New Jersey Legalizes Recreational Cannabis: Potential Consequences for Employers
On November 3, 2020, New Jersey citizens voted to amend the New Jersey Constitution to legalize cannabis for recreational use by adults who are 21 years of age or older. The amendment takes effect on January 1, 2021.
Under a proposed bill introduced in the Legislature on November 6, an employer may not refuse to hire an applicant because they test positive for marijuana. Employers are prohibited from taking adverse action against an employee or refusing to hire an applicant because the individual “does or does not smoke, vape, aerosolize or otherwise use cannabis items.” However, an exception exists if the employer has “a rational basis for doing so which is reasonably related to the employment, including the responsibilities of the employee or prospective employee.”
Employers are permitted to continue to maintain a drug and alcohol free workplace. Employers are not required to permit employees to use, consume, possess, transfer, display, transport, sell, or grow cannabis in the workplace. Employers may prohibit the use of cannabis by employees “during work hours.” While individuals under the age of 21 are not permitted to use cannabis, individuals over the age of 18 but under the age of 21 may work in cannabis-related employment.
A copy of the bill can be found here.
Employers should be aware that the bill does not absolve them of any obligations to comply with federal law. Notably, federal law prohibits the use of cannabis, even for medicinal purposes, by employees who hold a commercial driver’s license. Employers should also take note of a provision which states that nothing in the proposed legislation enables anyone to be able to require a person to violate a federal law.
A separate proposed bill aims to address the expected time lag between the effective date of the amendment, the adoption of enabling legislation, implementation of regulations, and start of legal sales. It would permit existing medical marijuana dispensaries to sell to recreational consumers and would decriminalize possession of cannabis. A copy of the bill can be found here.
New Jersey’s recreational marijuana laws expand upon the protections given to employees using medical cannabis by the Compassionate Use Medical Cannabis Act (“CUMCA”) enacted in July 2019. Pursuant to that law, employers are prohibited from discriminating against applicants and employees who lawfully use medical cannabis off premises and during non-working hours. Notably, CUMCA prohibits an employer from taking “adverse employment action” against an employee or prospective employee based “solely on the employee’s status” as a legally prescribed medical cannabis patient. CUMCA also establishes a procedure employers must follow when an employee or applicant tests positive for cannabis. The employer must (1) provide written notice of the right to provide a valid medical explanation for the test result; and (2) offer an opportunity to present a valid medical explanation for the result. N.J.S.A. 14-6I-9. Within three days of receiving written notice, an employee may: (1) request a confirmatory retest of the original sample at the employee’s or job applicant’s own expense; or (2) present “an authorization for medical cannabis issued by a health care practitioner, proof of registration with the [Cannabis Regulatory] commission, or both.” If an employee or applicant presents such authorization, an employer is not permitted to take adverse action solely based on the employee or applicant’s status as a legally prescribed medical cannabis patient. A copy of CUMCA can be found here.

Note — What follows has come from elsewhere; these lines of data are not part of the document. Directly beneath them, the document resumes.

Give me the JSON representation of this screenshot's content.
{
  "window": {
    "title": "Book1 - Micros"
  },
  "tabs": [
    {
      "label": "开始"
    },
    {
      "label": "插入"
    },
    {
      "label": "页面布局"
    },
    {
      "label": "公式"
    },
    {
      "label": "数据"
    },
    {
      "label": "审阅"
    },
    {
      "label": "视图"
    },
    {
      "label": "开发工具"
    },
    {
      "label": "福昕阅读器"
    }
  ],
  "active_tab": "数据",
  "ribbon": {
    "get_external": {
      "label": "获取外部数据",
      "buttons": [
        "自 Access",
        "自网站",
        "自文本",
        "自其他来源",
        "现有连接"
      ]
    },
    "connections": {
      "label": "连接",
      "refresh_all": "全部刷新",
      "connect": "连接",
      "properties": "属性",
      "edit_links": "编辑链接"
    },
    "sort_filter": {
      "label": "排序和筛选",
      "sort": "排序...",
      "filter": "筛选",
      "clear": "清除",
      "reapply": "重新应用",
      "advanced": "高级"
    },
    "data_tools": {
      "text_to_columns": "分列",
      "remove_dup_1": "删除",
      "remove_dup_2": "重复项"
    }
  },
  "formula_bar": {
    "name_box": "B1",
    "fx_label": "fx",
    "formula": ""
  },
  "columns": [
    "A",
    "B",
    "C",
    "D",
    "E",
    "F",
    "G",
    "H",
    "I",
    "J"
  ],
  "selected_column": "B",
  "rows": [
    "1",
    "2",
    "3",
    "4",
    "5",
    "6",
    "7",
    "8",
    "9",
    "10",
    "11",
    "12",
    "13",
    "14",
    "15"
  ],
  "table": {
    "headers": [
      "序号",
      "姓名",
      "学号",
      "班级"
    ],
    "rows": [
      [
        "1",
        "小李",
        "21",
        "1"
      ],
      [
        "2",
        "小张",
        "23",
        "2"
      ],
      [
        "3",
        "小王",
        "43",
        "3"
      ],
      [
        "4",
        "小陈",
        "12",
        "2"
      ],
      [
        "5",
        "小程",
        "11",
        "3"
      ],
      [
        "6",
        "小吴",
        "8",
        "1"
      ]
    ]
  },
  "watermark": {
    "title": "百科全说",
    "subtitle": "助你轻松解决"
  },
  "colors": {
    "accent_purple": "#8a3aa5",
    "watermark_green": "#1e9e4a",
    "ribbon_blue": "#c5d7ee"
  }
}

In addition to employment protections under CUMCA, medical cannabis patients are afforded protection under the New Jersey Law Against Discrimination (the “LAD”). The New Jersey Supreme Court recently held that a medical cannabis patient can assert a claim for employment discrimination under LAD for an adverse employment action based on off-site medical cannabis use. See Wild v. Carriage Funeral Holdings, Inc., 241 N.J. 285 (2020). An employer is not required, however, to accommodate the use of medical cannabis in the workplace during work hours.
While employers may maintain drug-free workplace policies, they should be aware of their obligations to accommodate medical marijuana use outside of working hours. An employer who wants to prohibit employees from engaging in off-site recreational cannabis use should be aware that they may do so only if there is a rational basis for the restriction.
Riker Danzig is here to help if you need assistance of any kind. Please do not hesitate to contact Scott Ohnegian, Adam McInerney, Fiona Cousland, or any member of Riker Danzig's Labor & Employment Group regarding any specific legal issue affecting your business.